DALLAS (AP) — Three crew members were missing and one was hurt Tuesday after a head-on train collision in the Texas Panhandle that caused several box cars to erupt in flames and led authorities to evacuate residents in the area.
The two BNSF Railway freight trains were on the same track when they collided near the town of Panhandle, about 25 miles northeast of Amarillo. Each train carried two crew members; one man jumped before the collision, according to BNSF spokesman Joe Faust. The man was being treated at a hospital and the extent of his injuries was unknown.
It’s not clear how fast the trains were traveling when they collided, but the speed limit in that area is 70 mph, Faust said. It also wasn’t clear why the trains were on the same track.
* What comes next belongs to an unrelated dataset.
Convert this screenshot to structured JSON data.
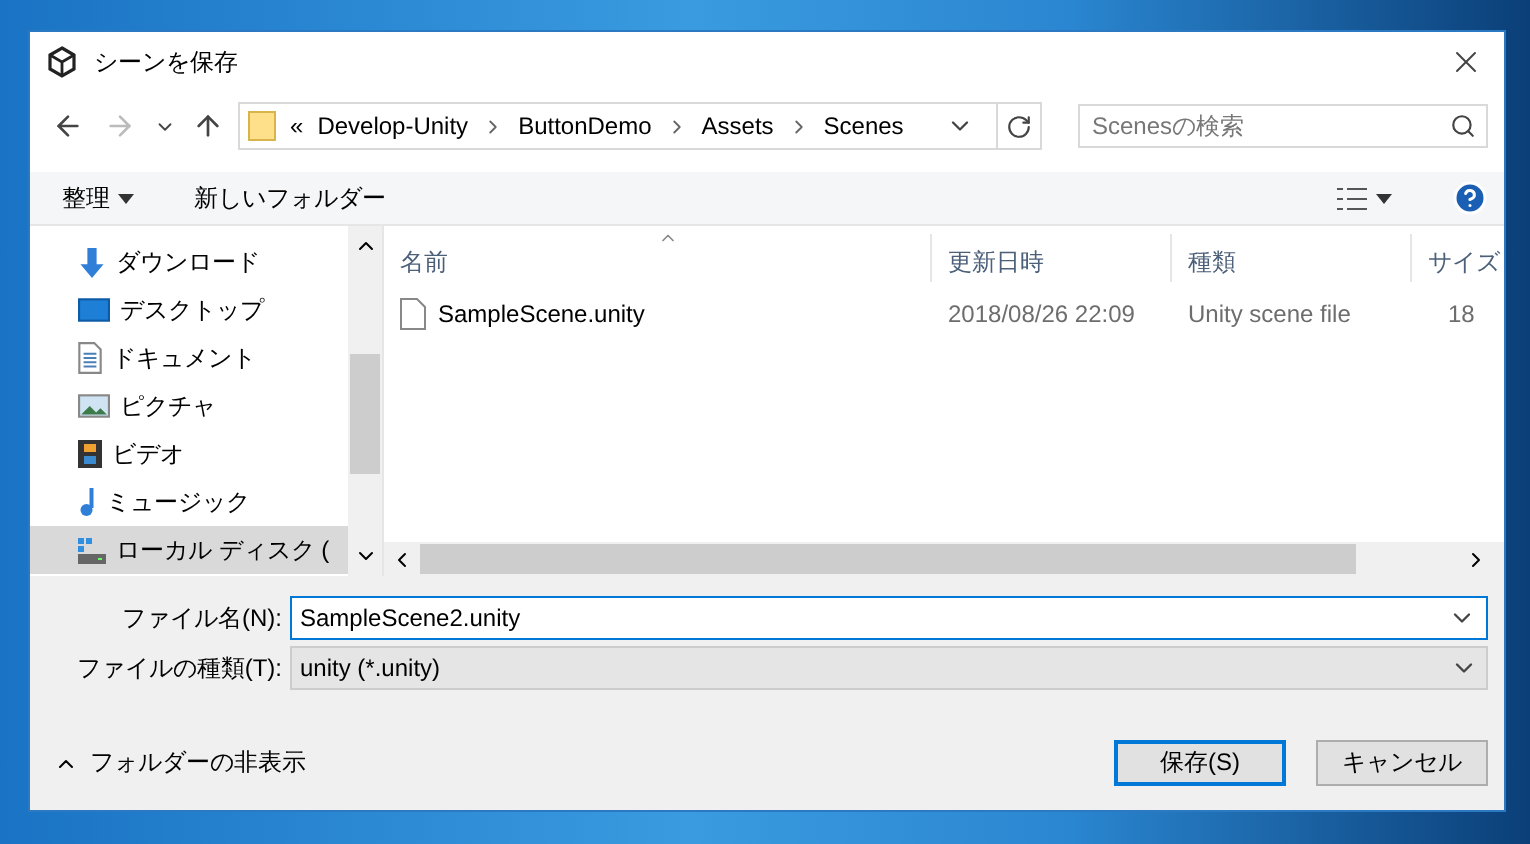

National Transportation Safety Board spokesman Keith Holloway said the NTSB has opened an investigation, and the Federal Railroad Administration said it has investigators on site.
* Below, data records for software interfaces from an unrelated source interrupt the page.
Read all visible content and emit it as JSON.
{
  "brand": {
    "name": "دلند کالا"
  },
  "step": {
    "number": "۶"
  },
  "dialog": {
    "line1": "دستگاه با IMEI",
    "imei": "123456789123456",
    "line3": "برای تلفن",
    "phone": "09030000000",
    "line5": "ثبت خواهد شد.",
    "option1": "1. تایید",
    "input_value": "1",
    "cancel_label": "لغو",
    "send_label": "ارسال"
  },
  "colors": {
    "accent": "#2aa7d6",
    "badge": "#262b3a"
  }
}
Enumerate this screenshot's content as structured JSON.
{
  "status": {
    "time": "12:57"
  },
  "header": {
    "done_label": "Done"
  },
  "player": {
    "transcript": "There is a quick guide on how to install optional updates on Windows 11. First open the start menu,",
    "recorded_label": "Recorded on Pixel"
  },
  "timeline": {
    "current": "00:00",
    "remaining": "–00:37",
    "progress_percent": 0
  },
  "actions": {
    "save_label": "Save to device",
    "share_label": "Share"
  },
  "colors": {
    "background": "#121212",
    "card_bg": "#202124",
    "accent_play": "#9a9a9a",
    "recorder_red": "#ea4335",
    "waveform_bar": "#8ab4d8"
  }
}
“I don’t know how anyone survived,” said Billy Brown, a farmer in the area who saw a fireball after the collision. “It’s terrible. I’ve seen a number of train wrecks but I’ve never seen one like this.”
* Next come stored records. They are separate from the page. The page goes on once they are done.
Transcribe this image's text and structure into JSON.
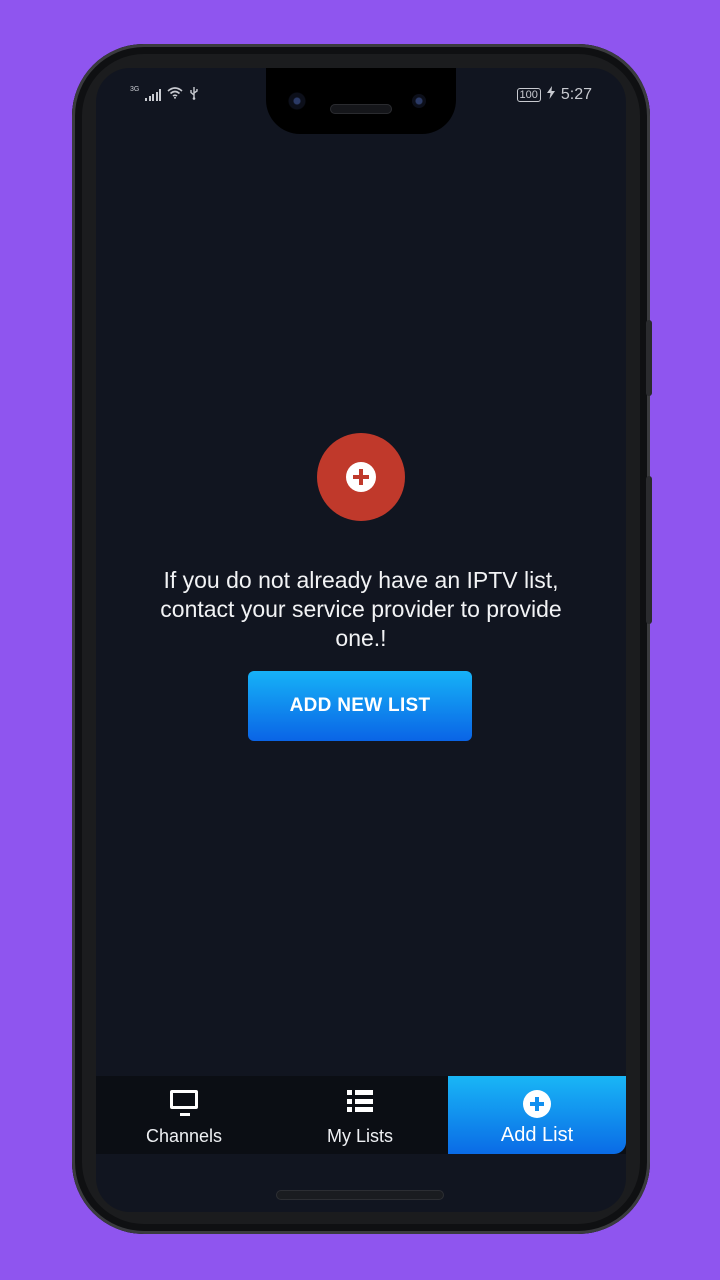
{
  "status_bar": {
    "network": "3G",
    "battery": "100",
    "time": "5:27"
  },
  "empty_state": {
    "message": "If you do not already have an IPTV list, contact your service provider to provide one.!",
    "button_label": "ADD NEW LIST"
  },
  "nav": {
    "items": [
      {
        "label": "Channels",
        "icon": "tv-icon"
      },
      {
        "label": "My Lists",
        "icon": "list-icon"
      },
      {
        "label": "Add List",
        "icon": "plus-circle-icon"
      }
    ]
  },
  "colors": {
    "background": "#8f55ef",
    "screen": "#111520",
    "fab": "#c0392b",
    "accent_start": "#16b2f7",
    "accent_end": "#0a64e6"
  }
}
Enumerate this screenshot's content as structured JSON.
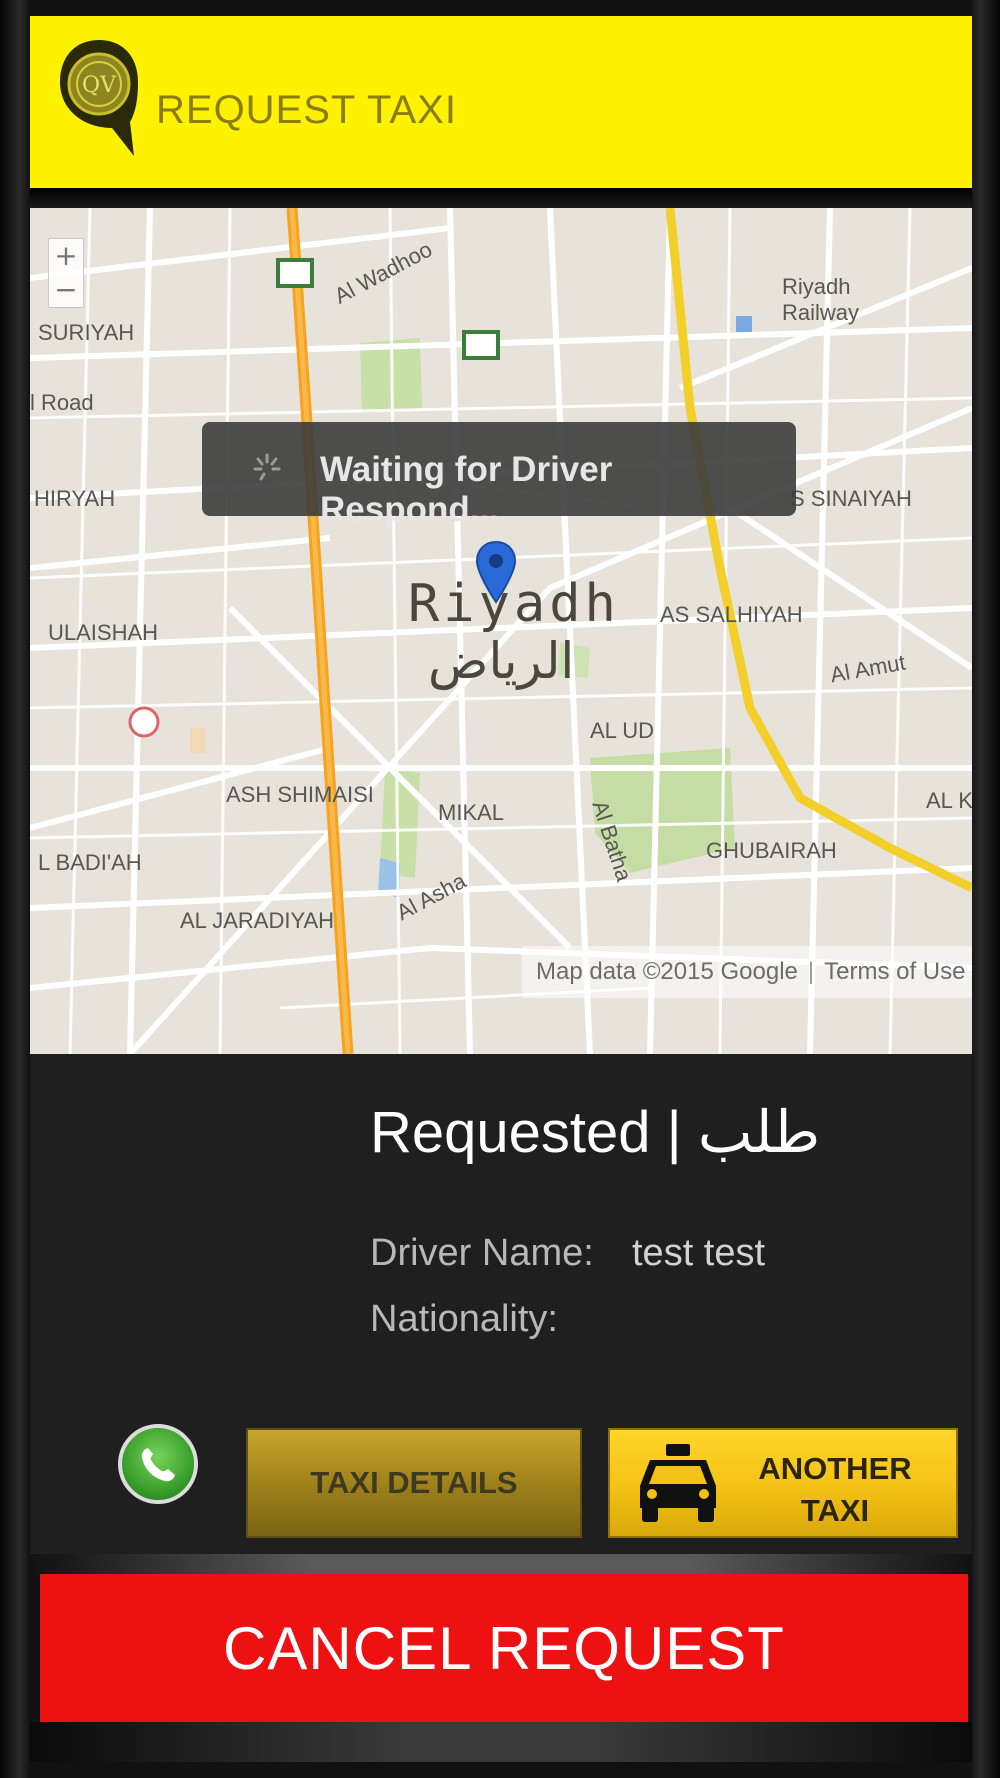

Texas Department of Public Safety Lt. Bryan Witt said few other details were available because emergency responders were still assessing the damage. Images provided by KFDA-TV in Amarillo showed thick, black smoke billowing from a jumble of several box cars that were strewn along the tracks.
It’s not unusual to have an accident in the Panhandle involving a truck that’s struck by a freight train, Texas Department of Public Safety Sgt. Dan Buesing said, but the magnitude of Tuesday’s accident was startling.
Officials in Panhandle ordered an evacuation of some nearby areas out of concern the flames would cause a fast-moving grass fire, the Amarillo Globe-News reported. Officials also asked residents to curtail water use because the water supply is being depleted by firefighters at the scene, according to KVII-TV in Amarillo.
Associated Press writers Betsy Blaney in Lubbock, Texas, and Joan Lowy in Washington, D.C., contributed to this report.